Top of Provided data
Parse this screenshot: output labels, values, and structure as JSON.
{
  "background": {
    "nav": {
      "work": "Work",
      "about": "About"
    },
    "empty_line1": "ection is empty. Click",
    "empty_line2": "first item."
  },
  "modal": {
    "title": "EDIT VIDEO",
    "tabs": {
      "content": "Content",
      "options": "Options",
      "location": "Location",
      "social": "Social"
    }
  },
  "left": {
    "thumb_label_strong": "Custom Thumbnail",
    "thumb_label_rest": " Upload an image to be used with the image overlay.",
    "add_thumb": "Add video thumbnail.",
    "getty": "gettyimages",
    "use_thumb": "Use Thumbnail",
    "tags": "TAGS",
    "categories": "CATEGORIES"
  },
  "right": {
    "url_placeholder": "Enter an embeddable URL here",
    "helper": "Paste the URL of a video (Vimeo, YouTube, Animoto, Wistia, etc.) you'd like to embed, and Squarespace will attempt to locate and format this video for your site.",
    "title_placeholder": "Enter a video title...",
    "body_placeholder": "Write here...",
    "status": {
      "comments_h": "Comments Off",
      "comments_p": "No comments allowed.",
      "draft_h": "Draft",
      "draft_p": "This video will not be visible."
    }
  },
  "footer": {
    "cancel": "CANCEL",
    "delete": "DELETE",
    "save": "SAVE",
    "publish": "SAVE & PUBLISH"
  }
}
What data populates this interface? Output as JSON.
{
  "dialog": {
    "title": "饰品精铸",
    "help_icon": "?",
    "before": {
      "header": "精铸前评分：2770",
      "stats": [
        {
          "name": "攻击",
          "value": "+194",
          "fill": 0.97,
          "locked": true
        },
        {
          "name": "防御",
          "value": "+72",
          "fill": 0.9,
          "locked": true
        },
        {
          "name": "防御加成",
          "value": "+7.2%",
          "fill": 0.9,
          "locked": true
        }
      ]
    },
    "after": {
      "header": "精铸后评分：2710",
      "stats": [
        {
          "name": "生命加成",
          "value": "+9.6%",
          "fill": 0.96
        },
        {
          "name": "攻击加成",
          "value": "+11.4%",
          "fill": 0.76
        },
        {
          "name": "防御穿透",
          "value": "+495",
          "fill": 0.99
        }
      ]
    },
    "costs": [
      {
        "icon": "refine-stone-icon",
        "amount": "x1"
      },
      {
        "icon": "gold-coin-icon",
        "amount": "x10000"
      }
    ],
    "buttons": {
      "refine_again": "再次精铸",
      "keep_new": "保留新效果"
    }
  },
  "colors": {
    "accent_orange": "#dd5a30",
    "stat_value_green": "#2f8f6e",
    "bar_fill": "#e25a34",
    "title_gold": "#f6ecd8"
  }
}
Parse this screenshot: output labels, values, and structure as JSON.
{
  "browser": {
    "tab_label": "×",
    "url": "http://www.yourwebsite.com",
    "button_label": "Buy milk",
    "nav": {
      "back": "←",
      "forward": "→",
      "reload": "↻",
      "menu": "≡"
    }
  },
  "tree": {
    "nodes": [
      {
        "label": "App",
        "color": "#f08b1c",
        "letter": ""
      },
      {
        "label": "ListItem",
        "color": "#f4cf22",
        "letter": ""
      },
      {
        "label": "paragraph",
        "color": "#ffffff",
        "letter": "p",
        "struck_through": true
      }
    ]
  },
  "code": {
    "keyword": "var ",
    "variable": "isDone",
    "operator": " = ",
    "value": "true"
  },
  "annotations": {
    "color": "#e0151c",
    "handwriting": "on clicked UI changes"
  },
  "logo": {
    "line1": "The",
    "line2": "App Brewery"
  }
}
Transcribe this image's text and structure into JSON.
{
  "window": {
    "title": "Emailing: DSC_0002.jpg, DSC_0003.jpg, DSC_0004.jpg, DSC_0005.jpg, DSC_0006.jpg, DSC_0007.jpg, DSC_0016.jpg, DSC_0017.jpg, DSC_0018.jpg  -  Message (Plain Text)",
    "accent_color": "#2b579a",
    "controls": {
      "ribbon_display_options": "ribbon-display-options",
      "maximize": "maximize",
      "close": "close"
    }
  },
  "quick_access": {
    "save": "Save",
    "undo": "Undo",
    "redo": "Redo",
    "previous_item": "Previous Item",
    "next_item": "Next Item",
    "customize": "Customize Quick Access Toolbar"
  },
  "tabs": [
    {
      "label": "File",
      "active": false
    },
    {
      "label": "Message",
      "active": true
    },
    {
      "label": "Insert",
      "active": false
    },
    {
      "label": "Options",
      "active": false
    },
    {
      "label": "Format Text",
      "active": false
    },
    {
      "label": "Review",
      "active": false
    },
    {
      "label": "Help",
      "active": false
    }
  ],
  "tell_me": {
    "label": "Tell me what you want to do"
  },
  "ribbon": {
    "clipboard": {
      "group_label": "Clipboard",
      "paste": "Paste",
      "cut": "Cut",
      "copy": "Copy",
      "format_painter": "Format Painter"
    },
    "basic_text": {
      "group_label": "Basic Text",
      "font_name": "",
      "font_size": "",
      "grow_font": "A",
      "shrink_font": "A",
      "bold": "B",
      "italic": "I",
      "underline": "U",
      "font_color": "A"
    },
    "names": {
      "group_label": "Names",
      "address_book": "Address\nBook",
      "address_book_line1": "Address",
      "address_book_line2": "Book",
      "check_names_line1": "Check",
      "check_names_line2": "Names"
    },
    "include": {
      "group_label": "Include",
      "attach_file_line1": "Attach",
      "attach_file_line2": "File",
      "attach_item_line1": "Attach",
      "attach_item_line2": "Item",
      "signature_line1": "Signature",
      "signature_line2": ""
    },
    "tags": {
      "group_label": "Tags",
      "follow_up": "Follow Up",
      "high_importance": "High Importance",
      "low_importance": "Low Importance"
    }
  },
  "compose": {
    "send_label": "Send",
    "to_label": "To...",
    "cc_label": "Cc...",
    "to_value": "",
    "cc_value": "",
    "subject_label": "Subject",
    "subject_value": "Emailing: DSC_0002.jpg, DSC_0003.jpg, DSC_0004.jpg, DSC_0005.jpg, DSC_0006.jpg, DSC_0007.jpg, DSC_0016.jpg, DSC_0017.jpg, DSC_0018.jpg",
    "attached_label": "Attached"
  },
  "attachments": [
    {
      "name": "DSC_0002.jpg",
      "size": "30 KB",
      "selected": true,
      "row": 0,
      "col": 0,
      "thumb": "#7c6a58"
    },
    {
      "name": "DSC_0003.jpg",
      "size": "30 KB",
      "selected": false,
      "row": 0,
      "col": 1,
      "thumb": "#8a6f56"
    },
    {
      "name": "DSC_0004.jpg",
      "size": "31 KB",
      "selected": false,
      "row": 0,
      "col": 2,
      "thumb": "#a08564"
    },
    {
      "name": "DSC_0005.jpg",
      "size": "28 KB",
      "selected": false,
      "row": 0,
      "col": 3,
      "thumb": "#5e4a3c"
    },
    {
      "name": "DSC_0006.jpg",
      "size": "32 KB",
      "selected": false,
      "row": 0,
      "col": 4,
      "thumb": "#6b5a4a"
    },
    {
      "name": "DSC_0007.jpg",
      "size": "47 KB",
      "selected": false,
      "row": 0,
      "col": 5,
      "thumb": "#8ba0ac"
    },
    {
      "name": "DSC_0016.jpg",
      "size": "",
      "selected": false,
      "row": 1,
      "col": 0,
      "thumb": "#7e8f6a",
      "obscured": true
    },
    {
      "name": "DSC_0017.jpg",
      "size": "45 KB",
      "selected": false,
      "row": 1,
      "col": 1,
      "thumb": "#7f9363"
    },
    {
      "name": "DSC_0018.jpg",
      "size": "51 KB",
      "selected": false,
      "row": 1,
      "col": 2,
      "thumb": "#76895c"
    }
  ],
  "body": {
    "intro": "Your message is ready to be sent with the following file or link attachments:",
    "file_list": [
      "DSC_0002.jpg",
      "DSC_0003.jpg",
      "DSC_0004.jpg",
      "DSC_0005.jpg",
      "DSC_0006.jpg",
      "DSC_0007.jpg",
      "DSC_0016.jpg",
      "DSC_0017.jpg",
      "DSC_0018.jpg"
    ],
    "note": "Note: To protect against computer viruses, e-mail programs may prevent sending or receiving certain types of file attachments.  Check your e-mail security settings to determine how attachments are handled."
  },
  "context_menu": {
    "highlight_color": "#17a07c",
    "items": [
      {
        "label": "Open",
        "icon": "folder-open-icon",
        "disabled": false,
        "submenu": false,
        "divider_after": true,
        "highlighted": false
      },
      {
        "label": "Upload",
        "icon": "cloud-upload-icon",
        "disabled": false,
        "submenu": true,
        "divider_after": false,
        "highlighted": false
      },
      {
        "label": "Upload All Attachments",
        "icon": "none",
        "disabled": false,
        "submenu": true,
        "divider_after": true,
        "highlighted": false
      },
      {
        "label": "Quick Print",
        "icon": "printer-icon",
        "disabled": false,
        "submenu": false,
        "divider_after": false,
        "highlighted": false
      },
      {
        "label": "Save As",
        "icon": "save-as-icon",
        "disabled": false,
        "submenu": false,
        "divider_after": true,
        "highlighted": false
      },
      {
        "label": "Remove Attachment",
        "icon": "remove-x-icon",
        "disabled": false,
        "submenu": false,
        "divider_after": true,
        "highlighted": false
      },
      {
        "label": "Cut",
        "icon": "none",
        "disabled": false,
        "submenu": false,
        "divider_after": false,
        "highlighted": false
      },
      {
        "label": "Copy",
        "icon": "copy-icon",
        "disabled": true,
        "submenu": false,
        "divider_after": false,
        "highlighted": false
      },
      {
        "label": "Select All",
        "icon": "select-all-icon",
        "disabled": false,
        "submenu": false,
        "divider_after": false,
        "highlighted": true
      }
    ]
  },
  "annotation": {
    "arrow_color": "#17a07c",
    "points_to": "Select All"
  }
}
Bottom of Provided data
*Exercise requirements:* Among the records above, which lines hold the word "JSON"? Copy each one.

*Result of the task:*
Parse this screenshot: output labels, values, and structure as JSON.
What data populates this interface? Output as JSON.
Parse this screenshot: output labels, values, and structure as JSON.
Transcribe this image's text and structure into JSON.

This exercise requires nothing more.